I've posted a lot about United (here, here, and here), but never really suggested and solutions, which I realized after reading this post on CUCEO. Here are some of the short strategies that the post suggests with my comments (read the post for more lengthy explanations):
- Make your customers number one, again. Welcome your customers. Treat your customers as partners. Stop treating me like a damn criminal when I ask you for an exit row seat. Start being nice to me. Upgrade me for free when there are empty seats. Thank me for my business every once in awhile (and I mean things other than giving me mileage).
- Treat your remaining travel agents or sites as your partner, not as your enemy. Why? They stand in your stead handling customers, oftentimes live. They invest money to market your services. Help them. Also, if they get a lot of complaints about your service from customers (or maybe if they read blogs), they are going to push the airlines that treat them and their customers in a way that does not cause them heartburn.
- Treat your employees like you care. They do a great job in tough situations like this recent storm that cause so many flight cancellations. "Give 'em some love" and some authority to help your customers. Your big push used to be the fact that United employees were "employee-owners," so it was in every employees' best interest to provide world-class service; what the hell happened?
- By prioritizing your customers and marketing partners ahead of your shareholders and lenders you'll end up making everyone happy. The goals of your shareholders and lenders are not well-served by alienating your customers. And you can't keep going to the well for federal bailouts. Eventually, your customers will rebel, your marketing partners will stop marketing your services and your shareholders will be even more unhappy.
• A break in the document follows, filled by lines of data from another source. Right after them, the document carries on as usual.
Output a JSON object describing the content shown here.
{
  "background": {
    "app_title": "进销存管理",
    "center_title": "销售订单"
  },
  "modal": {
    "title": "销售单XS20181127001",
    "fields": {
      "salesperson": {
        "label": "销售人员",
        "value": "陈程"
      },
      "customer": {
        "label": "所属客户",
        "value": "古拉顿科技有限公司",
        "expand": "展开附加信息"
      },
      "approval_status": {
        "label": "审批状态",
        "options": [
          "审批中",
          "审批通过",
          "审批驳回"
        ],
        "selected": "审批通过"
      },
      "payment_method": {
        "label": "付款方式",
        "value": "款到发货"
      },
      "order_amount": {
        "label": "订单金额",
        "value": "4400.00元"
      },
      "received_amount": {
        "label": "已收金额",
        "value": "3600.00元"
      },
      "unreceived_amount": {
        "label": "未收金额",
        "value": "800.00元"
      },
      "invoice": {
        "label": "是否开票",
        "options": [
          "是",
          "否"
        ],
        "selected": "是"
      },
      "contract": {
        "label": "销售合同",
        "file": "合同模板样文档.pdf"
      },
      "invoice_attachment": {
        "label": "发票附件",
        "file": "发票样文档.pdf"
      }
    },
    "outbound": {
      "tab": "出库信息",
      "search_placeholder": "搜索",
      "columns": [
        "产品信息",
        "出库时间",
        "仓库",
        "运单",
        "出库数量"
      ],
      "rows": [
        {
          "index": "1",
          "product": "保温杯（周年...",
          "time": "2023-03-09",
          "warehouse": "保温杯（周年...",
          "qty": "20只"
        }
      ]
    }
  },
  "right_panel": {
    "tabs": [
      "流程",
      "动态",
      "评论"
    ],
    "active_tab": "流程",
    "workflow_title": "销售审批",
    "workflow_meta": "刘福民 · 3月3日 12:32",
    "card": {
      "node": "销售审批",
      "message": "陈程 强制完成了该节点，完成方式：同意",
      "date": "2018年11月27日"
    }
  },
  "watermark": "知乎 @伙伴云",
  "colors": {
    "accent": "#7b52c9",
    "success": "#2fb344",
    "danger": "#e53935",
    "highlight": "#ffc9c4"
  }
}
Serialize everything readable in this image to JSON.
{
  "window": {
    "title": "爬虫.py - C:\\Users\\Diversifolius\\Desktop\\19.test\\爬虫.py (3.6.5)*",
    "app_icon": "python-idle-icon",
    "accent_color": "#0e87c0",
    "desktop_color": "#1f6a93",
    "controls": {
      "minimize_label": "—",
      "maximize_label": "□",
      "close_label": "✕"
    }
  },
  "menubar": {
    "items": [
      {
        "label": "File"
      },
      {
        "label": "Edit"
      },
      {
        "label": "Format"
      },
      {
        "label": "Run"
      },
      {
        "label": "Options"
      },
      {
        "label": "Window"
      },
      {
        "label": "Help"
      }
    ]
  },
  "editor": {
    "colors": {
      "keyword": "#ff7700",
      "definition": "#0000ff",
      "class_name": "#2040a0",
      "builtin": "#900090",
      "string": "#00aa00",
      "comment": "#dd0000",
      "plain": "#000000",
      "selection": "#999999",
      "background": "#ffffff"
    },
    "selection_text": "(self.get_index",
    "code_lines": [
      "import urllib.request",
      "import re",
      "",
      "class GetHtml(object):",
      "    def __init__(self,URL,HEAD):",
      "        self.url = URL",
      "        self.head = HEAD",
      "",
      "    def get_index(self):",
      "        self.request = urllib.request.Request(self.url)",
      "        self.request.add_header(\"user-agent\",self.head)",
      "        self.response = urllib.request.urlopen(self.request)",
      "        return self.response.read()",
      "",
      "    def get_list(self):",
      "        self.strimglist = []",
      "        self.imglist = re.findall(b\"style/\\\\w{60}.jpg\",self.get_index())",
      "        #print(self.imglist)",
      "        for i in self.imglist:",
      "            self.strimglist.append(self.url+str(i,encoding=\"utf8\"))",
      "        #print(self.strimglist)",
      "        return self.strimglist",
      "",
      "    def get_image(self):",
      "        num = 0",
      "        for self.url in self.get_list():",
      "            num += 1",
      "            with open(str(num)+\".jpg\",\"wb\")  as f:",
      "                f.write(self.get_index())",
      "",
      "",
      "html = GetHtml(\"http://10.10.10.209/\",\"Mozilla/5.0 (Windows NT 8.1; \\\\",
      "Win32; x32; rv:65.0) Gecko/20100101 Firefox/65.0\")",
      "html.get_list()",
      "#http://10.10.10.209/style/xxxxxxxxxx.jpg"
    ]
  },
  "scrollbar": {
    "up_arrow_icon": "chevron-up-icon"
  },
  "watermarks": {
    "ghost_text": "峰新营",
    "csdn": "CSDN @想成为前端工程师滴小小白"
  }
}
As the CUCEO author wished you good luck, so do I; I've got a lot of mileage in your program.